I realised both times when I lived in Melbourne and the Gold Coast that something was missing, something did not make me feel at home. I had a routine which was normal; I would work, go to the gym, play sport and go hiking or surfing or away for weekends. So why wasn’t I content?
Why was it that 3.5 million other people seemed more than happy to call Melbourne home but I felt bored and unfulfilled? What had I missed?
I learned an incredibly valuable lesson which is; not all people think or feel about the same thing the same way. Some people love Melbourne or cities, they love the metropolis lifestyle. Going out to bars, cafes, art galleries, chilling in the park. But these are not things I love, they are just things I like to do once a year and that’s enough.
I grew up being able to go to the beach in a few minutes, in a town with no traffic lights, no sirens blaring, no buildings over 2 storeys high, surrounded by nature and national parks. And I liked life that way.
So it’s important to recognise that although many people may rave positively about a place, about a country, an experience or even a possession; that thing may not be for you.
Here are some practical examples of why I won’t live in a city again.
Cities are more expensive. That is no surprise. More competition drives up prices. Rent costs more. You pay for parking. The lifestyle most people live costs more to support, like eating out or meeting up with friends for drinks.
“Noise it the impertinent of all forms of interruption. It is not only an interruption, but a disruption of thought” Arthur Schopenhauer wrote that in the 18th century! What he refers to is the disruption of focus and of clarity and of an at-ease mind. I can only speak for myself, but in my personal experience this is true. The constant sound of traffic, sirens, cars honking, trams belling, music playing, crossings blinking, construction jobs blaring and so forth ; for me became a low hum of frustration. I love the sound of the wind, the rain, the birds or even silence. So to have constant sound for me was a major reason I disliked the cities.
Cities like Sydney and Melbourne have a low pollution index of below 6.5/ug/m3 which by international standards is good and below average. But I dislike the amount of traffic and cars, the smells and the amount of rubbish that is generated in cities. Breathing in air that is less clean or dusty and tolerating other people’s mess it not something I now enjoy.
To summarise this point, my hobbies revolve around the outdoors. I enjoy hiking, camping, surfing, fishing, skiing (in the winter) and so forth. So none of the major things that bring me enjoyment in life are easy to access in cities. Therefore I find that the cities detach me from the things I most enjoy.
I love to run and I also love being on the ocean or in the mountains. Running in cities I find to be very ineffective. You are constantly disrupted by crossings and traffic lights or doing 10 laps of the same park, 5 times a week does not interest me. Therefore I find it easier to be in a smaller town where I can go on a long relaxing run. In smaller towns you are still completely capable of playing team sports like soccer, rugby, touch football and basketball.

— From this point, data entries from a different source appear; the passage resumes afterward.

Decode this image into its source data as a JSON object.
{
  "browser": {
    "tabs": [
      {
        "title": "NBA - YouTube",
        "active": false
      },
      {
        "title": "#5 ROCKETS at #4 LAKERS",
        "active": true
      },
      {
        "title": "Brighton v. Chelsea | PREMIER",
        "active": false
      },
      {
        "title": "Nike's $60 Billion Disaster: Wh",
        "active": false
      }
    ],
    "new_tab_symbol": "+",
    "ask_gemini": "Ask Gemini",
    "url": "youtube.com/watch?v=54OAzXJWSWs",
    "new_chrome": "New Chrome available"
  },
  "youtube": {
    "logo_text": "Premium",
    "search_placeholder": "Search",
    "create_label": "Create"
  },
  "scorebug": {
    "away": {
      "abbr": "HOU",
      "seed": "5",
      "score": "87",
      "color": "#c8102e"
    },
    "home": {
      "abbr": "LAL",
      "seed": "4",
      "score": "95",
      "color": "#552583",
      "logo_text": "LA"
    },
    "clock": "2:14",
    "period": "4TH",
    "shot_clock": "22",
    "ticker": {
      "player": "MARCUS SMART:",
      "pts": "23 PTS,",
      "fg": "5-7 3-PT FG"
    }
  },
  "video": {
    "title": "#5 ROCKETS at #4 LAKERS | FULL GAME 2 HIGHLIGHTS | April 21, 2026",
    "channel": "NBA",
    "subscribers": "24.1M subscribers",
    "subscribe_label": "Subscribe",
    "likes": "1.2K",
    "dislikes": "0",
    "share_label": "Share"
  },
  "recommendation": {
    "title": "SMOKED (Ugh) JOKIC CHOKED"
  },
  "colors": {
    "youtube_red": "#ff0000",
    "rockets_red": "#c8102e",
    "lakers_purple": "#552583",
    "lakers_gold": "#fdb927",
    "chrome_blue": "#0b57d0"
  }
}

Getting to National Parks is accessible within a few hours from cities like Melbourne, Sydney and the Gold Coast. But a few hours for me is still too much. I enjoy being able to walk into a forest, to walk to a mountain track or to walk to the beach. Many people may think that is naïve or selective of me, but if it meant getting a lower paying job to be closer to nature I would choose that option any day of the week.
Road closures, paid parking, toll bridges, toll roads, crowded shopping centres, lining up for services, waiting in traffic, tall buildings which block the sun but which you are not allowed to enter. All of these eat into your time and freedoms. In cities I feel that you have less freedom to walk and move as you please through the landscape. You have less input into what happens locally to the town or place you live.
Cities can provide jobs and opportunities, that’s true. But in my personal experience there is ample work and opportunities to be found in smaller towns if you just know where to look or are willing to upskill or change industry. Again, it’s all about sacrifices. Really want to surf on the weekends? Well then you may have to change career!
Pace / Speed:
The pace of cities is amplified to that of smaller towns. This is a metric of population, not energy however. If you have 3 million people in one area, there is going to be more need of goods and services and opening hours of these goods and services will match that demand. It is not that people live a ‘faster pace’ lifestyle in the city, it is just that they are used to things happening faster for them. Consider that for a minute. People may move around more hurriedly or more often, but it does not mean more is achieved.
More people means more crime. I prefer to live in smaller communities where there is less organised or serious crime.
For these reasons above I feel that cities provide me a lower quality of life. Sadly many people I know find that living in a city long term has negatively impacted their mental health or other aspects of their life.
Life is all about doing what you love and enjoying the time you have. I find that I am able to have a better social life, better health, better finances and a better lifestyle outside of the city than why wouldn’t I take that offer?